U.N. Day sparks conversation

Model U.N. and the Council of International Students and Organizations (COISO) threw a celebration for the United Nations’ (U.N.)  69th birthday in the University Center Breezeway Friday afternoon.

The celebration featured a few of the U.N.’s millennium goals, including universal primary education, hunger and poverty, sustainability and gender equality. Each goal had its own station, where students tested their knowledge through games and quizzes.

“Our goal is really to promote the values of the U.N. and the work the U.N. does around the world on campus,” said Perry Elbadrawi, Model U.N.’s public relations outreach chair.

Students could plant and take home potted flowers from the station representing the environmental stability goal.

Other stations included donated canned goods and a photo booth to keep the #yesallwomen – a hashtag that raises awareness on women’s issues – trend going.
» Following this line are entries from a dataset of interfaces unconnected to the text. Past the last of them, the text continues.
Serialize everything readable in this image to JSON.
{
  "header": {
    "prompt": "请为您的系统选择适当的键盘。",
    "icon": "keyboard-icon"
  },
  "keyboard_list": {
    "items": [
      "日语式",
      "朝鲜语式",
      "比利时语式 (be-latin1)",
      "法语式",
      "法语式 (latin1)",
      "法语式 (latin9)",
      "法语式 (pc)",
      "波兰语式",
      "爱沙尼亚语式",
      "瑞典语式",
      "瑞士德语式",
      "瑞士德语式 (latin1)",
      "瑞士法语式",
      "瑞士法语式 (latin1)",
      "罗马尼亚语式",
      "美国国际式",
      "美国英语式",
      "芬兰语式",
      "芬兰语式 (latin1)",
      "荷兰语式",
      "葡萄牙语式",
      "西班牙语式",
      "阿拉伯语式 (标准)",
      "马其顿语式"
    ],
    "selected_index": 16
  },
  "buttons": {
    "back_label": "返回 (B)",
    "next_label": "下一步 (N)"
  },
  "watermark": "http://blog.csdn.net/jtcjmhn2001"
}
After the celebration, there was a more formal discussion in the Student Activities Center East Ballroom with Laura Giroux, a United Nations Association representative. It focused on the issues students felt were more important for the U.N. to focus on.

“This is about you talking to each other and telling the U.N. what you think should replace the millennium development goals,” said Giroux during her speech.

This question ignited debates on the importance of education and action on climate change.

“For me, the most pressing issue happens to be access to education,” said senior Sajan Patel, a Model U.N. member. “It would seem as if the basis of the solution for all of the other issues that we face would be a well-educated global population.”

After the debates settled down, students were asked to choose the six most important issues to them from a list of 17. The live voting was a tactic by the U.N. to get conversations started and to give a way for people to voice their opinions before final decisions are made for the next plan.

The top three choices were having an honest and responsive government, better healthcare and access to clean water and sanitation.

In an interview with The Miami Hurricane, Giroux explained her reasons for having UM students participate in the voting process.

“UM has a diverse and vocal student population,” she said. “Their part in the post-2015 development goal discussion is critical. The world is putting together a vision of what it will look like in 2030, and it is important for the UM students to be a part of that discussion.”

To join the discussion and to cast your vote, visit myworld2015.org.


Featured photo courtesy of COISO.